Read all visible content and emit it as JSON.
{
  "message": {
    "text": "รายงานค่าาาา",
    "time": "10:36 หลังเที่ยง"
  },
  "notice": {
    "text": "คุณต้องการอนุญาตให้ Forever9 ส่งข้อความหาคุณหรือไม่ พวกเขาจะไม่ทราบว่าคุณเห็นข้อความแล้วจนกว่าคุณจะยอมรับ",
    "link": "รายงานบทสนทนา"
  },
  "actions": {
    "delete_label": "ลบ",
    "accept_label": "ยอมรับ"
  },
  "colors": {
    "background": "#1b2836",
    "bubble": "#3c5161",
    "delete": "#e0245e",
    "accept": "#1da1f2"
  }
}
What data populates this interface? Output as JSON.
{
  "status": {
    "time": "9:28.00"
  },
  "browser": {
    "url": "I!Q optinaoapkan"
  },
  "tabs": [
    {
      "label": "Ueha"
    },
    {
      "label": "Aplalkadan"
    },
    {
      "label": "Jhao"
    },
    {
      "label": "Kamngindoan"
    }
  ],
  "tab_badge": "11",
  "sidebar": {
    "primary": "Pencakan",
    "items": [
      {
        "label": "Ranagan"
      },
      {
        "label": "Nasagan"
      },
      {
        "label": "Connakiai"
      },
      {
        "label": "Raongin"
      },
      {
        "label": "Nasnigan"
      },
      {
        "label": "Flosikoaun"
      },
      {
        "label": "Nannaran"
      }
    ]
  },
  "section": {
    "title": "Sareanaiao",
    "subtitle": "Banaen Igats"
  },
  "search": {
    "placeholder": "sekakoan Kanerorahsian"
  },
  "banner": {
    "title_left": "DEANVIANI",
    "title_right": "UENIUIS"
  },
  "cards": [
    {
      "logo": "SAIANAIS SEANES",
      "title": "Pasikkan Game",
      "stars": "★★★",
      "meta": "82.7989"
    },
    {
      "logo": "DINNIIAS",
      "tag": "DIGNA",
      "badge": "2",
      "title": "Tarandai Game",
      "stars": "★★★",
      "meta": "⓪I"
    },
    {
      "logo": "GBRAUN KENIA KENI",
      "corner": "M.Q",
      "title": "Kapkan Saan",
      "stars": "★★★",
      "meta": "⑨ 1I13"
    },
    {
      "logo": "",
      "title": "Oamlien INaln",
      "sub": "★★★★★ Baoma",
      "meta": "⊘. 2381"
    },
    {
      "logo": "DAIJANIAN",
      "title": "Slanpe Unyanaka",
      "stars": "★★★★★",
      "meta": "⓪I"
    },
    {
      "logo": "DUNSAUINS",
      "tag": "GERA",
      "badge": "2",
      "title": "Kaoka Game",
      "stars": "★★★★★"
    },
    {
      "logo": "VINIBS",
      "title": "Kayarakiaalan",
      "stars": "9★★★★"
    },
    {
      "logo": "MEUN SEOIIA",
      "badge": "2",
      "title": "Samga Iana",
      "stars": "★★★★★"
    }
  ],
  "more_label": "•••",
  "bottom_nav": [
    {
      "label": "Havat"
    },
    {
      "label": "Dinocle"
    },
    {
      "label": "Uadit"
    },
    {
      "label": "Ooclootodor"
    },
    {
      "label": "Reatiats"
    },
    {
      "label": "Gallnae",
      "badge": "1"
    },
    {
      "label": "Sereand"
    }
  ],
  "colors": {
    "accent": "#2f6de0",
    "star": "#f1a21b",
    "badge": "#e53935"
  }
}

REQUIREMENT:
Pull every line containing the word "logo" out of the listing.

EXPECTED OUTPUT:
      "logo": "SAIANAIS SEANES",
      "logo": "DINNIIAS",
      "logo": "GBRAUN KENIA KENI",
      "logo": "",
      "logo": "DAIJANIAN",
      "logo": "DUNSAUINS",
      "logo": "VINIBS",
      "logo": "MEUN SEOIIA",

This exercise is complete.